Using a domain alert you can create an alert to be notified every time new content is published by your competitor on their domain. This saves the time you would otherwise have to invest to visit and review their site for new content. The results land automatically in your Email for a more efficient workflow.
A link alert will notify you every time a site publishes a link to your competitor’s domain. This will allow you to review each new link, which may also identify link building opportunities.
When focused on your own domain’s inbound links, this form of link monitoring can be useful to quickly seek removal or disavowal of low-quality links if you are engaged in a Penguin recovery. Such emerging links can also act as an early-warning system if “negative SEO” is a concern.
In addition to receiving an email alert you can, at any time, view all of your alerts in your alerts dashboard, or export a spreadsheet for further analysis or storage.
It’s true that focusing on what your competitors are doing does not amount to much if you don’t know what’s working for them. You need competitive intelligence with insights on what is working, ideally a daily briefing with insights you can act on. So ask these six questions about your competitor:

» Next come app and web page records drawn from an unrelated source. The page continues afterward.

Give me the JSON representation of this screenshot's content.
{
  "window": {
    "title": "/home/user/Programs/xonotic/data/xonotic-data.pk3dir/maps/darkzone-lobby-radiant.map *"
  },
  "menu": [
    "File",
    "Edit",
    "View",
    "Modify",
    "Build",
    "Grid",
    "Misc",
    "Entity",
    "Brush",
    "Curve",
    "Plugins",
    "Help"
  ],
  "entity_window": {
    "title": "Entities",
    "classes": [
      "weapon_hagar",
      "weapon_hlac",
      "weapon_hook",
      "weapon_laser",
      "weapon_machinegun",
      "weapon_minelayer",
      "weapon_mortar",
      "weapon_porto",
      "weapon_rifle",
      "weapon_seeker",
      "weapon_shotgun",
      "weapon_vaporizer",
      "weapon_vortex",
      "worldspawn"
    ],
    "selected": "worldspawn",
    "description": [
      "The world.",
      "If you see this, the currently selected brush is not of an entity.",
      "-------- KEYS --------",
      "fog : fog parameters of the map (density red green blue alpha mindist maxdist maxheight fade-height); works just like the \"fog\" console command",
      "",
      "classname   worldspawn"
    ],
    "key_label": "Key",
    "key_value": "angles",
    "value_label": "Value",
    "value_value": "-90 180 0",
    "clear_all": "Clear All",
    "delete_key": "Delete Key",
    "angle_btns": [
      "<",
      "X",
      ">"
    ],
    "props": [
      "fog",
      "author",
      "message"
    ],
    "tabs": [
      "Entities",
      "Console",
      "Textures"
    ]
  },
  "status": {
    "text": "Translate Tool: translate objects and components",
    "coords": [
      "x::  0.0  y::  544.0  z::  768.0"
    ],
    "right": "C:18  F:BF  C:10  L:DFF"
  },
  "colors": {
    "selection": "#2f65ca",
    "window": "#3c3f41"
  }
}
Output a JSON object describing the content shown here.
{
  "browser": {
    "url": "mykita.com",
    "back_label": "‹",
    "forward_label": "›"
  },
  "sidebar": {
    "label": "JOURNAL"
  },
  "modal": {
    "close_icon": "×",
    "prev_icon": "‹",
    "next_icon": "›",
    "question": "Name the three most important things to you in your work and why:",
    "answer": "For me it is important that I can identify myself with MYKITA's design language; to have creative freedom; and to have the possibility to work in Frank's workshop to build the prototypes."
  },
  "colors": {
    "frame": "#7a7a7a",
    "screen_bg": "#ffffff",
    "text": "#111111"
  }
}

- What are their top performing SEO keywords? Can you up your ranking for the same ones?
- What’s their most shared content? Should you attack with a contrary view or write a better piece on the same topic? Should you redeploy efforts to the platform where they’re getting more traction than you?
- How’s their Paid Ad performance - Should you invest in the same keywords or go around them with your own unique terms, or SEO on longtail terms?
- Who’s sharing their content? Can you hack their network for valuable influencers and get them sharing your content too?
- Who links to their content? Are these popular sites where your content should appear?
- What’s their latest move? Set up alerts so you can see what’s trending for them. Then act fast to newsjack or counter it.
Why not wake up an hour early tomorrow and use SEMrush and BuzzSumo to get the answer to these questions? That way, you can have your competitors for breakfast while they’re still in the shower.
Join Steve Rayson and SEMrush for “How to Win with Competitive Intelligence" on Tuesday, February 24. In this webinar we will explore how you can gather competitive intelligence and actionable insights using SEMrush and BuzzSumo to beat your competitors. Register today!